"Snowy, unlike here", Charlus stated. It was true - Scotland had enjoyed a completely bare, snowless Christmas. "I brought you a souvenir."

Charlus dug around his pockets and produced a charm, probably bought from one of the few odd shrines near Durmstrang. I smiled and thanked him, carefully placing the charm between the pages of my sketchbook. Lilyanne puckered her mouth in concentration and dug into her backpack for something, finally letting out an excited cry of success as she pulled out a card. Offering it to me, she beamed showing a hole where a tooth had recently fallen off.

"I brought you a sou-vee-neer too, from school!" she proclaimed proudly. The card was self drawn, on purple cardboard. It was a simple picture of a bright sun and some flowers - not quite in the season, but rather well done for an 8 year old girl.

"It's great", I told her and mussed up her short, red hair fondly. I felt a strange feeling squeezing me uncomfortably, like a too tight shirt. I identified it as longing, and thought of my now gone black, long hair, which only remained in the form of a clump of wisps bound together with an elastic band in the second drawer of the standard hospital desk.

"Father will be home soon so we have to go now", mother announced after performing a quick Tempus charm. She looked at me apologetically. "He said he'd be here tomorrow to see you and he's going to bring you something, so look forward to that, okay, Harry?"

I settled for nodding, uncertain whether to feel happy or uncomfortable. The time spent with my father was always stiff and formal. I often felt I was more of an obligation or duty than a son to him. I knew he was disappointed in me for getting sick with something I couldn't just get over in a few days. I was probably a disappointment already, with my bad constitution so unlike normal, rash boys, before I even got ill.

Mother waved her hand quickly as my family left through the door. I glanced at the clock on the opposite wall, just watching the third hand ticking from line to line for a while. I felt like it was ticking away the seconds of my life and the memories of my past, without mercy or pausing to see if I could keep up. I turned to stare outside.

Ten minutes. The time my family could spend with me on Christmas Day. I was a burden to my relations, an unnecessary reminder of worry and troubled times. I felt like a rock shackled to their ankles, holding them back from living a real life. They didn't deserve it.

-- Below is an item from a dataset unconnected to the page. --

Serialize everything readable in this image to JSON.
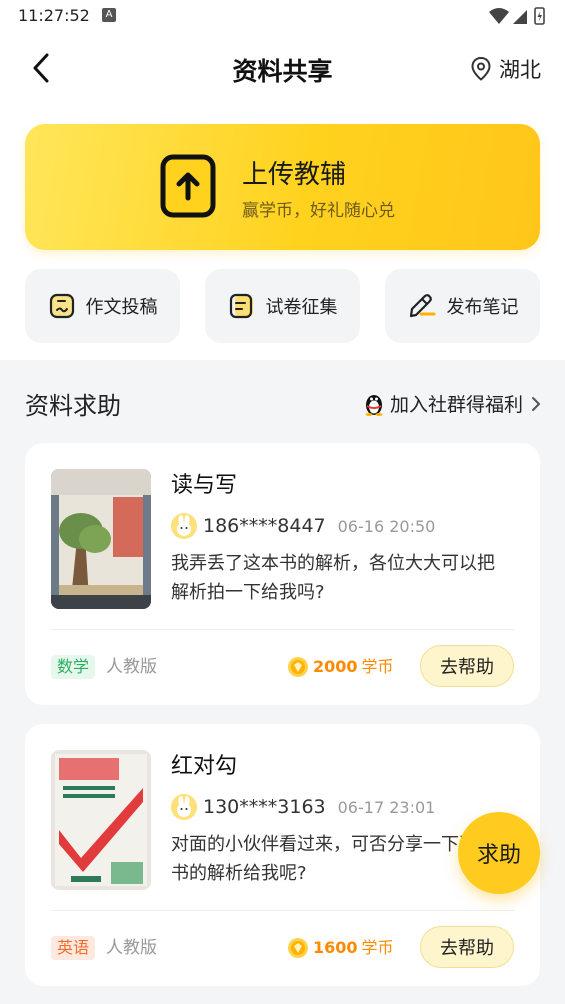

Lying down, I tried to catch the ever so elusive sleep that had been evading me lately. When I closed my eyes, I thought I saw something white flashing behind the window - pure, glowing snowflakes. I wondered if I was just imagining them. I felt like I was seeing a memory of a future, where snow was falling behind the window and somebody else was lying in the bed before it. The heavy tendrils of sleep whispered against the edges of my mind and I felt like I was lying inside cold ground instead of my warm bed, trapped inside a narrow, suffocating coffin while someone else was staring into the heavy snowfall where I was supposed to be, unaware and uncaring. The soil was rising around me lightly, like a blanket of feathers, covering me with forgiveness and comfort. I felt peace unlike anything I had ever imagined during those years of pain and uncertainty -

and opened my eyes.



AN: I have no idea when Lily's birthday is in the canon, but I don't really care - it's not all that important.

Anyways, this is no longer a oneshot. I've decided to continue it, and it will be a Slash crossover - and I mean heavy slash, the M kind. It'll cross with Lord of The Rings (I love the book's plot. The writing style, not so much), but I'm not yet sure of the pairing, so I'm open to suggestions there.

I hope the inspiration will continue. The next chapter deviates from the first person perspective used in this Prologueish chapter.

Also, I haven't the slightest whether magical hospitals have nurses or not. In this fic they do~

From now on, I'll strive to make the chapters around 5k words long.

Like always, English isn't my first language, and I don't have a beta. If you spot mistakes, please let me know. And please do leave a review.